Voting on Your Phone With the Magic of Blockchain Could Be the Norm in 10 Years

A vote from your phone could be securely stored in the blockchain.

A voter shows off his, 'I Voted!', sticker after voting in the Florida primary on August 30, 2016 in Miami, Florida. There are Senate seats as well as congressional races that voters are weighing in on
Will you still get an ‘I Voted’ sticker, if you vote on your phone? Joe Raedle/Getty Images

The 2016 election proved that Americans’ data could easily be hacked. But a new pilot program aims to not only make voting more secure, but also more democratic than ever.

Sign Up For Our Daily Newsletter

By clicking submit, you agree to our <a href="">terms of service</a> and acknowledge we may use your information to send you emails, product samples, and promotions on this website and other properties. You can opt out anytime.

See all of our newsletters

This week the nonprofit Tusk Montgomery Philanthropies unveiled America’s first mobile voting pilot program. Votes are stored on the blockchain after being cast for extra security.

The program is currently running in two counties in West Virginia and will remain in place until the state’s primary on May 8. For now, mobile voting is only open to deployed military personnel and their families.

But according to venture capitalist Bradley Tusk, this system has much wider implications.

“The only way we change the polarized and dysfunctional politics we have right now is giving people more access to voting,” Tusk told Observer.

That’s why Tusk has been working on this initiative for about a year. He enlisted mobile voting startup Voatz to design the technology and user interface.

Once users enter the app, they have to register and verify their state or federal ID as a protection against fraud. They can then click through the candidates and touch “Vote” for the person they want to support.

When they’re through with the ballot, users have to confirm their identity one more time using the touch ID on their phones. After they’ve done this, Voatz’s proprietary blockchain system stores the vote and ensures it’s secure.

“It’s vastly safer than the status quo,” Tusk said. “The risk of someone hacking into a blockchain voting system is vastly lower than the system we have now.”

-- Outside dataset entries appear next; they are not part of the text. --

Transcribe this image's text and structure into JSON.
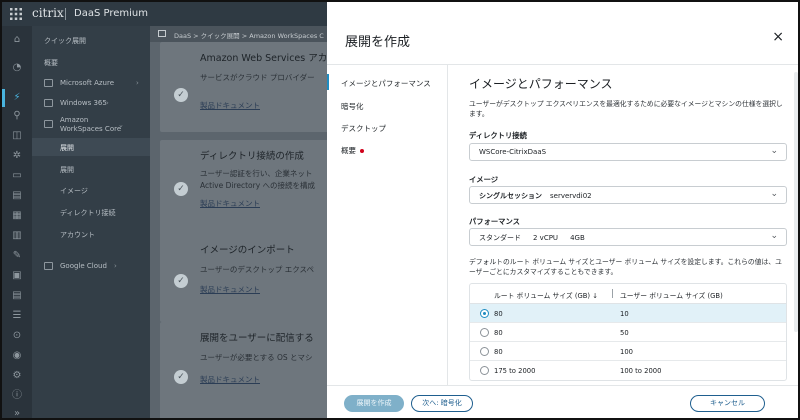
{
  "topbar": {
    "logo": "citrix",
    "product": "DaaS Premium"
  },
  "nav": {
    "quick_deploy": "クイック展開",
    "overview": "概要",
    "azure": "Microsoft Azure",
    "windows365": "Windows 365",
    "aws_line1": "Amazon",
    "aws_line2": "WorkSpaces Core",
    "deploy": "展開",
    "catalog": "展開",
    "image": "イメージ",
    "directory": "ディレクトリ接続",
    "account": "アカウント",
    "google": "Google Cloud"
  },
  "background": {
    "breadcrumb": "DaaS  >  クイック展開  >  Amazon WorkSpaces C",
    "cards": [
      {
        "title": "Amazon Web Services アカウ",
        "desc1": "サービスがクラウド プロバイダー",
        "link": "製品ドキュメント"
      },
      {
        "title": "ディレクトリ接続の作成",
        "desc1": "ユーザー認証を行い、企業ネット",
        "desc2": "Active Directory への接続を構成",
        "link": "製品ドキュメント"
      },
      {
        "title": "イメージのインポート",
        "desc1": "ユーザーのデスクトップ エクスペ",
        "link": "製品ドキュメント"
      },
      {
        "title": "展開をユーザーに配信する",
        "desc1": "ユーザーが必要とする OS とマシ",
        "link": "製品ドキュメント"
      }
    ]
  },
  "modal": {
    "title": "展開を作成",
    "close": "×",
    "steps": [
      "イメージとパフォーマンス",
      "暗号化",
      "デスクトップ",
      "概要"
    ],
    "heading": "イメージとパフォーマンス",
    "description": "ユーザーがデスクトップ エクスペリエンスを最適化するために必要なイメージとマシンの仕様を選択します。",
    "directory_label": "ディレクトリ接続",
    "directory_value": "WSCore-CitrixDaaS",
    "image_label": "イメージ",
    "image_type": "シングルセッション",
    "image_value": "servervdi02",
    "performance_label": "パフォーマンス",
    "perf_tier": "スタンダード",
    "perf_cpu": "2 vCPU",
    "perf_mem": "4GB",
    "volume_note": "デフォルトのルート ボリューム サイズとユーザー ボリューム サイズを設定します。これらの値は、ユーザーごとにカスタマイズすることもできます。",
    "table": {
      "col1": "ルート ボリューム サイズ (GB) ↓",
      "col2": "ユーザー ボリューム サイズ (GB)",
      "rows": [
        {
          "root": "80",
          "user": "10",
          "selected": true
        },
        {
          "root": "80",
          "user": "50",
          "selected": false
        },
        {
          "root": "80",
          "user": "100",
          "selected": false
        },
        {
          "root": "175 to 2000",
          "user": "100 to 2000",
          "selected": false
        }
      ]
    },
    "btn_create": "展開を作成",
    "btn_next": "次へ: 暗号化",
    "btn_cancel": "キャンセル"
  },
  "colors": {
    "accent": "#1f8cc1",
    "primary_disabled": "#7fb0c9",
    "required_dot": "#d0021b"
  }
}
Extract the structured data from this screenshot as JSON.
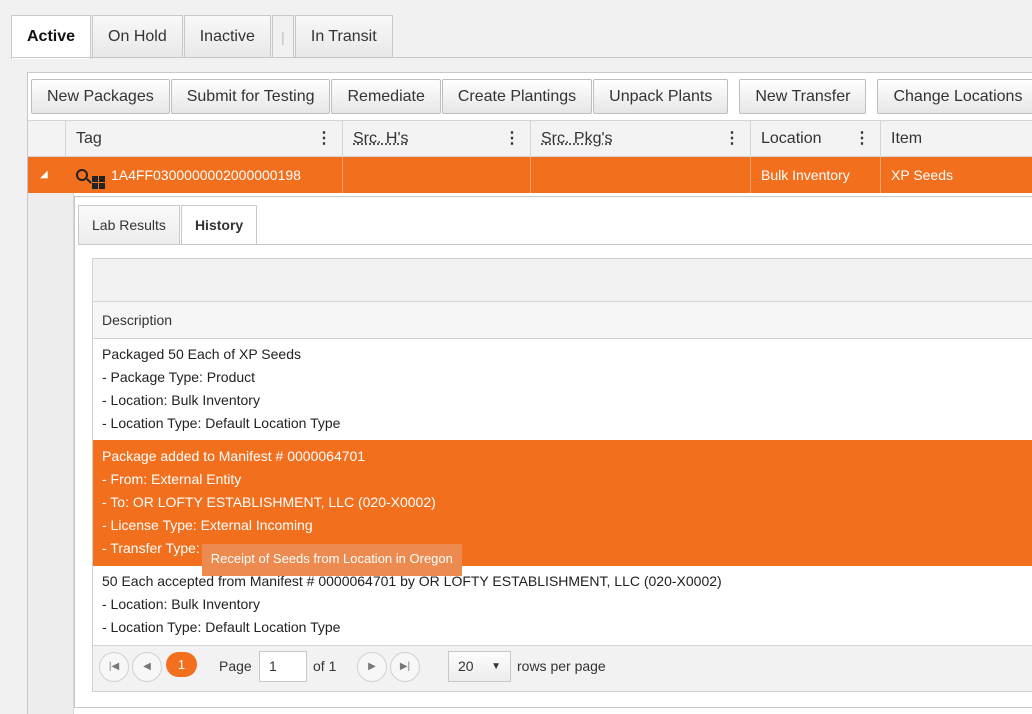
{
  "status_tabs": [
    "Active",
    "On Hold",
    "Inactive",
    "|",
    "In Transit"
  ],
  "toolbar": {
    "buttons": [
      "New Packages",
      "Submit for Testing",
      "Remediate",
      "Create Plantings",
      "Unpack Plants"
    ],
    "buttons2": [
      "New Transfer",
      "Change Locations"
    ]
  },
  "grid": {
    "columns": [
      "Tag",
      "Src. H's",
      "Src. Pkg's",
      "Location",
      "Item"
    ],
    "menu_glyph": "⋮",
    "row": {
      "tag": "1A4FF0300000002000000198",
      "src_h": "",
      "src_pkg": "",
      "location": "Bulk Inventory",
      "item": "XP Seeds"
    }
  },
  "detail": {
    "tabs": [
      "Lab Results",
      "History"
    ],
    "header": "Description",
    "rows": [
      [
        "Packaged 50 Each of XP Seeds",
        "- Package Type: Product",
        "- Location: Bulk Inventory",
        "- Location Type: Default Location Type"
      ],
      [
        "Package added to Manifest # 0000064701",
        "- From: External Entity",
        "- To: OR LOFTY ESTABLISHMENT, LLC (020-X0002)",
        "- License Type: External Incoming",
        "- Transfer Type:"
      ],
      [
        "50 Each accepted from Manifest # 0000064701 by OR LOFTY ESTABLISHMENT, LLC (020-X0002)",
        "- Location: Bulk Inventory",
        "- Location Type: Default Location Type"
      ]
    ],
    "tooltip": "Receipt of Seeds from Location in Oregon"
  },
  "pager": {
    "current": "1",
    "page_label": "Page",
    "page_value": "1",
    "of_label": "of 1",
    "page_size": "20",
    "rows_label": "rows per page"
  }
}
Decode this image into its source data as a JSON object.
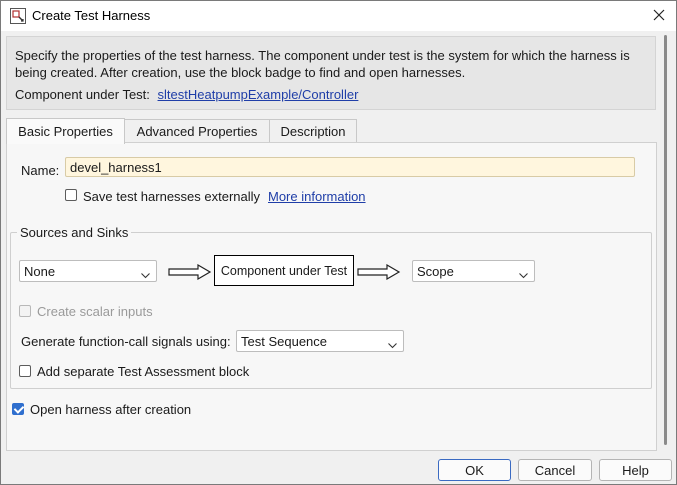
{
  "window": {
    "title": "Create Test Harness",
    "app_icon": "simulink-harness-icon",
    "close_icon": "close-icon"
  },
  "description": {
    "text": "Specify the properties of the test harness. The component under test is the system for which the harness is being created. After creation, use the block badge to find and open harnesses.",
    "cut_label": "Component under Test:",
    "cut_link": "sltestHeatpumpExample/Controller"
  },
  "tabs": [
    {
      "label": "Basic Properties",
      "active": true
    },
    {
      "label": "Advanced Properties",
      "active": false
    },
    {
      "label": "Description",
      "active": false
    }
  ],
  "basic": {
    "name_label": "Name:",
    "name_value": "devel_harness1",
    "save_externally_label": "Save test harnesses externally",
    "save_externally_checked": false,
    "more_info_link": "More information",
    "sources_sinks": {
      "title": "Sources and Sinks",
      "source_value": "None",
      "cut_box_label": "Component under Test",
      "sink_value": "Scope",
      "create_scalar_label": "Create scalar inputs",
      "create_scalar_checked": false,
      "create_scalar_enabled": false,
      "fcall_label": "Generate function-call signals using:",
      "fcall_value": "Test Sequence",
      "assessment_label": "Add separate Test Assessment block",
      "assessment_checked": false
    },
    "open_after_label": "Open harness after creation",
    "open_after_checked": true
  },
  "buttons": {
    "ok": "OK",
    "cancel": "Cancel",
    "help": "Help"
  },
  "colors": {
    "accent": "#2f6fce",
    "link": "#1f3ea8",
    "name_field_bg": "#fff6de"
  }
}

Print absentee ballots will still be available, but Tusk pointed out they don’t ensure anonymity and may not be received or counted in time for Election Day (November 6 this year).

The mobile voting platform should be available to all of West Virginia’s deployed military members in time for the November election. State residents serving in the military have been able to vote on the computer since 2010.

The Voatz system has already been used successfully in many smaller races, including the Massachusetts Democratic Party’s state convention and student government elections at Tufts University and the University of South Florida.

But Tusk has much bigger ambitions for mobile blockchain voting—namely, he expects it to become a national trend within 10 to 15 years.

The only reason it won’t happen sooner is because “everyone who’s in power right now will have very little interest in making it easier for us to challenge them,” Tusk said.

But millennial voters like the soldiers who are part of this pilot program will help make virtual voting more acceptable and even normal.

“Young people expect to do everything on their phones, so this will happen naturally,” Tusk said.

Voting on Your Phone With the Magic of Blockchain Could Be the Norm in 10 Years